Bank of Japan may signal near-term rate hike with new price forecasts

By Thomson Reuters Apr 25, 2024 | 5:25 PM

By Leika Kihara

TOKYO (Reuters) – The Bank of Japan on Friday is set to project inflation will stay near its 2% target in coming years and signal its readiness to raise interest rates from near-zero, in hope of keeping yen bears from pushing the currency to fresh 34-year lows.

Recent threats of intervention by Japanese authorities have failed to arrest the yen’s slide against the dollar to levels unseen since 1990, adding to headaches for policymakers worried about the hit to consumption from rising living costs.

The yen’s falls are driven by receding expectations of a near-term U.S. interest rate cut, and reassurances by the BOJ that it won’t hike rates aggressively after having ended eight years of negative interest rates in March.

With no policy change expected at the two-day meeting concluding on Friday, markets are focusing on any hints from Governor Kazuo Ueda on how the weak yen could affect the next rate hike timing.

Ueda may feel pressure to join the government in warning traders against pushing down the currency too much, some analysts say.

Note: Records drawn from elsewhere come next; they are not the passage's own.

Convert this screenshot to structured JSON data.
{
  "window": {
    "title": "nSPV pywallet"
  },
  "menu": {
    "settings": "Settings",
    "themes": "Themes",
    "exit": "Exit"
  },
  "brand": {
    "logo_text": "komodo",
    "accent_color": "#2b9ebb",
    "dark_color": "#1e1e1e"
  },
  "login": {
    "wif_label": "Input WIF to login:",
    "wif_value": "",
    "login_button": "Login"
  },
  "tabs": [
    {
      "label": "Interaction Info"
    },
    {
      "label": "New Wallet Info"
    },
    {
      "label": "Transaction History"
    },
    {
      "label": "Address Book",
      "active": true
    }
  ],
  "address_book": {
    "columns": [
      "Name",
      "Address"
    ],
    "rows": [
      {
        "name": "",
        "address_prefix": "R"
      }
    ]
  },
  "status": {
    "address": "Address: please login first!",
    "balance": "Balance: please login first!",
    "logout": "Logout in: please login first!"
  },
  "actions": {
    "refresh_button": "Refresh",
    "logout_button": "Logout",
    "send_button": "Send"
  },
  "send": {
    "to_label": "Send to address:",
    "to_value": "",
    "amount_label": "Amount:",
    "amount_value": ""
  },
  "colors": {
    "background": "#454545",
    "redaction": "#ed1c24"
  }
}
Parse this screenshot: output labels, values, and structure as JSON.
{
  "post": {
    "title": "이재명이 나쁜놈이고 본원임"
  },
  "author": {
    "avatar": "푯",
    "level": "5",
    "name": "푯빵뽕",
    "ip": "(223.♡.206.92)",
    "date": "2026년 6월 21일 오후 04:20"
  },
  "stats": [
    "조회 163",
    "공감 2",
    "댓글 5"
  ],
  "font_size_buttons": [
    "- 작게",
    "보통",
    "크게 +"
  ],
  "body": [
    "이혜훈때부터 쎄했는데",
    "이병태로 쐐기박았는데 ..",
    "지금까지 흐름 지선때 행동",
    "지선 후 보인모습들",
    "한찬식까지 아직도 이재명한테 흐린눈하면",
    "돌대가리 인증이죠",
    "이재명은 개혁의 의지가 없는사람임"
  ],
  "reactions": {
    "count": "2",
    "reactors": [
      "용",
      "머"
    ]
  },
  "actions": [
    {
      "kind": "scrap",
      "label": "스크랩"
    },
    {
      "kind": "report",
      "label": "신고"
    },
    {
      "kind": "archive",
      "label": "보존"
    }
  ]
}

“There’s a possibility the weak yen could push up trend inflation through rises in imported goods prices. If the impact becomes too big to ignore, it might lead to a change in monetary policy,” Ueda said in Washington last week, a view he may repeat at his post-meeting press conference.

The BOJ is expected to maintain its short-term interest rate target at a range of 0-0.1%, which was set just a month ago when it made a historical exit from its massive stimulus programme.

In a quarterly outlook report due after the meeting, the board is expected to project inflation – as measured by an index excluding fresh food and fuel costs – to stay near its 2% target through early 2027, sources have told Reuters.

Ueda has said the BOJ could hike rates further if it becomes confident that wage gains will broaden and prod firms to hike service prices, thereby kicking off a cycle of wage and price hikes.

The report’s projection on consumption, inflation expectations and wages may offer clues on how soon it could next hike rates, analysts say.

Economists polled by Reuters are divided on the timing of the BOJ’s next hike with some betting on action in the third quarter, while others project October-December or beyond.

Markets are also focusing on whether the BOJ will maintain guidance offered in March to keep buying government bonds around the current pace of 6 trillion yen ($38.6 billion) per month.

A removal or tweak of the guidance could be interpreted by markets as suggesting that the BOJ will soon taper its bond buying to allow bond yields to rise more.

Alternately, the BOJ may announce a modest decline in its bond buying plans for May, which could help push up long-term Japanese yields and the yen, some analysts say.

($1 = 155.6400 yen)

(Reporting by Leika Kihara; Editing by Sam Holmes)